### ACTIVITY
Where the string "زکات" shows up in a line of the records, copy that line.

Entries from a dataset of interfaces:
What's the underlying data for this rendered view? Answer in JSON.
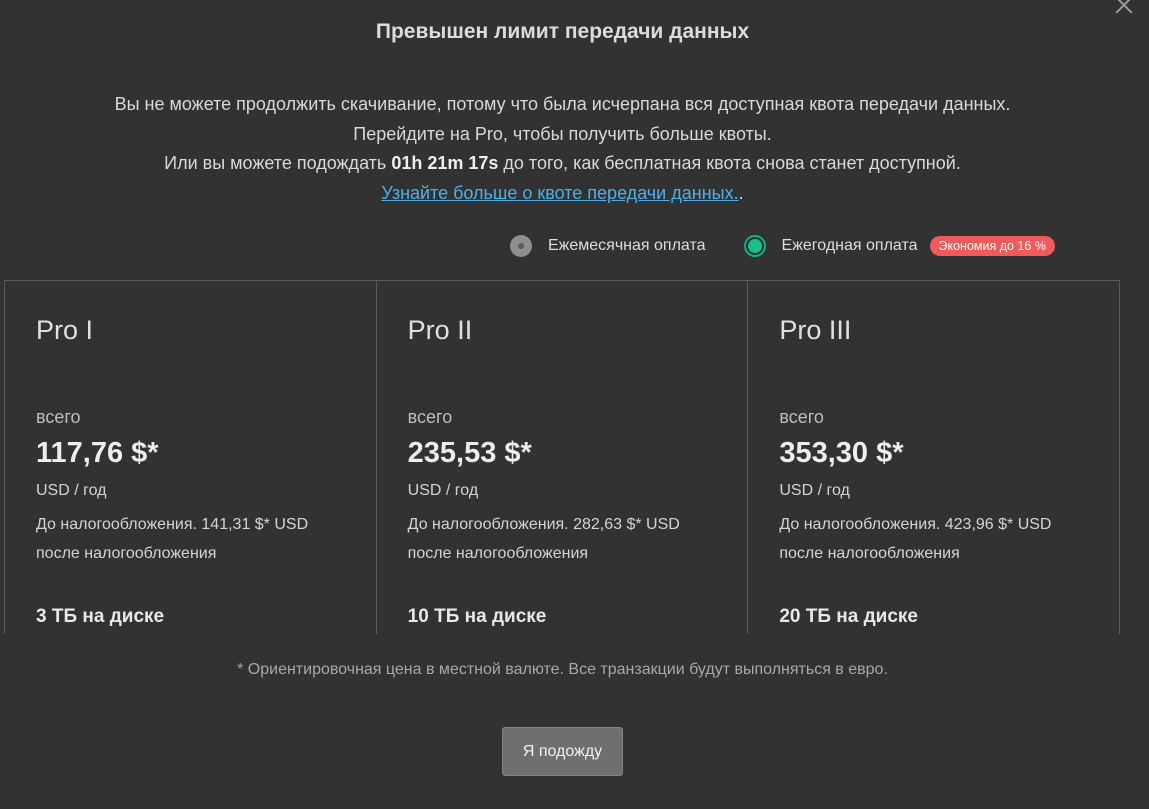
{
  "dialog": {
    "title": "Превышен лимит передачи данных",
    "description": {
      "line1": "Вы не можете продолжить скачивание, потому что была исчерпана вся доступная квота передачи данных.",
      "line2": "Перейдите на Pro, чтобы получить больше квоты.",
      "line3_prefix": "Или вы можете подождать ",
      "countdown": "01h 21m 17s",
      "line3_suffix": " до того, как бесплатная квота снова станет доступной.",
      "learn_more_link": "Узнайте больше о квоте передачи данных.",
      "learn_more_suffix": "."
    },
    "close_icon": "close-icon"
  },
  "billing": {
    "monthly_label": "Ежемесячная оплата",
    "yearly_label": "Ежегодная оплата",
    "selected": "yearly",
    "savings_badge": "Экономия до 16 %",
    "accent_color": "#14c08f",
    "badge_color": "#f05a5a"
  },
  "plans": [
    {
      "name": "Pro I",
      "total_label": "всего",
      "price": "117,76 $*",
      "period": "USD / год",
      "tax_note": "До налогообложения. 141,31 $* USD после налогообложения",
      "storage": "3 ТБ на диске"
    },
    {
      "name": "Pro II",
      "total_label": "всего",
      "price": "235,53 $*",
      "period": "USD / год",
      "tax_note": "До налогообложения. 282,63 $* USD после налогообложения",
      "storage": "10 ТБ на диске"
    },
    {
      "name": "Pro III",
      "total_label": "всего",
      "price": "353,30 $*",
      "period": "USD / год",
      "tax_note": "До налогообложения. 423,96 $* USD после налогообложения",
      "storage": "20 ТБ на диске"
    }
  ],
  "footnote": "* Ориентировочная цена в местной валюте. Все транзакции будут выполняться в евро.",
  "wait_button": "Я подожду"
}
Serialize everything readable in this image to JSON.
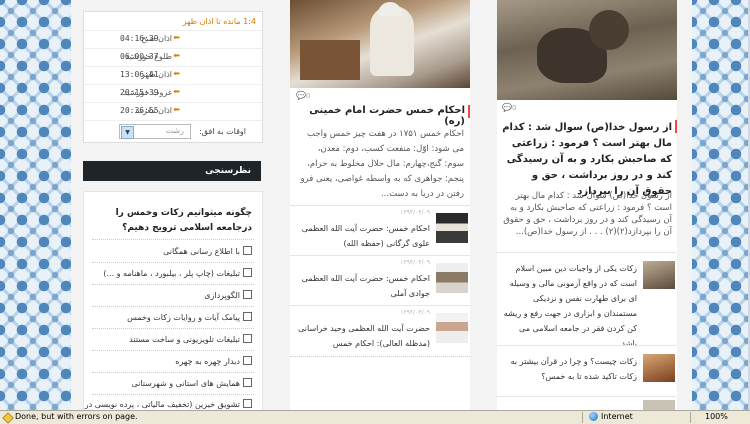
{
  "prayer_times": {
    "remaining_label": "1:4 مانده تا",
    "remaining_target": "اذان ظهر",
    "rows": [
      {
        "name": "اذان صبح",
        "time": "04:16:39"
      },
      {
        "name": "طلوع خورشید",
        "time": "06:00:37"
      },
      {
        "name": "اذان ظهر",
        "time": "13:06:41"
      },
      {
        "name": "غروب خورشید",
        "time": "20:15:39"
      },
      {
        "name": "اذان مغرب",
        "time": "20:36:55"
      }
    ],
    "city_label": "اوقات به افق:",
    "city_value": "رشت"
  },
  "poll": {
    "header": "نظرسنجی",
    "question": "چگونه میتوانیم زکات وخمس را درجامعه اسلامی ترویج دهیم؟",
    "options": [
      "با اطلاع رسانی همگانی",
      "تبلیغات (چاپ پلر ، بیلبورد ، ماهنامه و ...)",
      "الگوپردازی",
      "پیامک آیات و روایات زکات وخمس",
      "تبلیغات تلویزیونی و ساخت مستند",
      "دیدار چهره به چهره",
      "همایش های استانی و شهرستانی",
      "تشویق خیرین (تخفیف مالیاتی ، پرده نویسی در شهر"
    ]
  },
  "middle_column": {
    "comment_count": "0",
    "title": "احکام خمس حضرت امام خمینی (ره)",
    "excerpt": "احکام خمس ۱۷۵۱ در هفت چیز خمس واجب می شود: اوّل: منفعت کسب، دوم: معدن، سوم: گنج،چهارم: مال حلال مخلوط به حرام، پنجم: جواهری که به واسطه غواصی، یعنی فرو رفتن در دریا به دست...",
    "items": [
      {
        "date": "۱۳۹۴/۰۴/۰۹",
        "text": "احکام خمس: حضرت آیت الله العظمی علوی گرگانی (حفظه الله)"
      },
      {
        "date": "۱۳۹۴/۰۴/۰۹",
        "text": "احکام خمس: حضرت آیت الله العظمی جوادی آملی"
      },
      {
        "date": "۱۳۹۴/۰۴/۰۹",
        "text": "حضرت آیت الله العظمی وحید خراسانی (مدظله العالی): احکام خمس"
      }
    ]
  },
  "right_column": {
    "comment_count": "0",
    "title": "از رسول خدا(ص) سوال شد : کدام مال بهتر است ؟ فرمود : زراعتی که صاحبش بکارد و به آن رسیدگی کند و در روز برداشت ، حق و حقوق آن را بپردازد",
    "excerpt": "از رسول خدا(ص) سوال شد : کدام مال بهتر است ؟ فرمود : زراعتی که صاحبش بکارد و به آن رسیدگی کند و در روز برداشت ، حق و حقوق آن را بپردازد(۲)(۲) . . . از رسول خدا(ص)...",
    "items": [
      {
        "text": "زکات یکی از واجبات دین مبین اسلام است که در واقع آزمونی مالی و وسیله ای برای طهارت نفس و نزدیکی مستمندان و ابزاری در جهت رفع و ریشه کن کردن فقر در جامعه اسلامی می باشد"
      },
      {
        "text": "زکات چیست؟ و چرا در قرآن بیشتر به زکات تاکید شده تا به خمس؟"
      }
    ]
  },
  "statusbar": {
    "text": "Done, but with errors on page.",
    "zone": "Internet",
    "zoom": "100%"
  }
}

### TASK RESULT
    "question": "چگونه میتوانیم زکات وخمس را درجامعه اسلامی ترویج دهیم؟",
      "پیامک آیات و روایات زکات وخمس",
        "text": "زکات یکی از واجبات دین مبین اسلام است که در واقع آزمونی مالی و وسیله ای برای طهارت نفس و نزدیکی مستمندان و ابزاری در جهت رفع و ریشه کن کردن فقر در جامعه اسلامی می باشد"
        "text": "زکات چیست؟ و چرا در قرآن بیشتر به زکات تاکید شده تا به خمس؟"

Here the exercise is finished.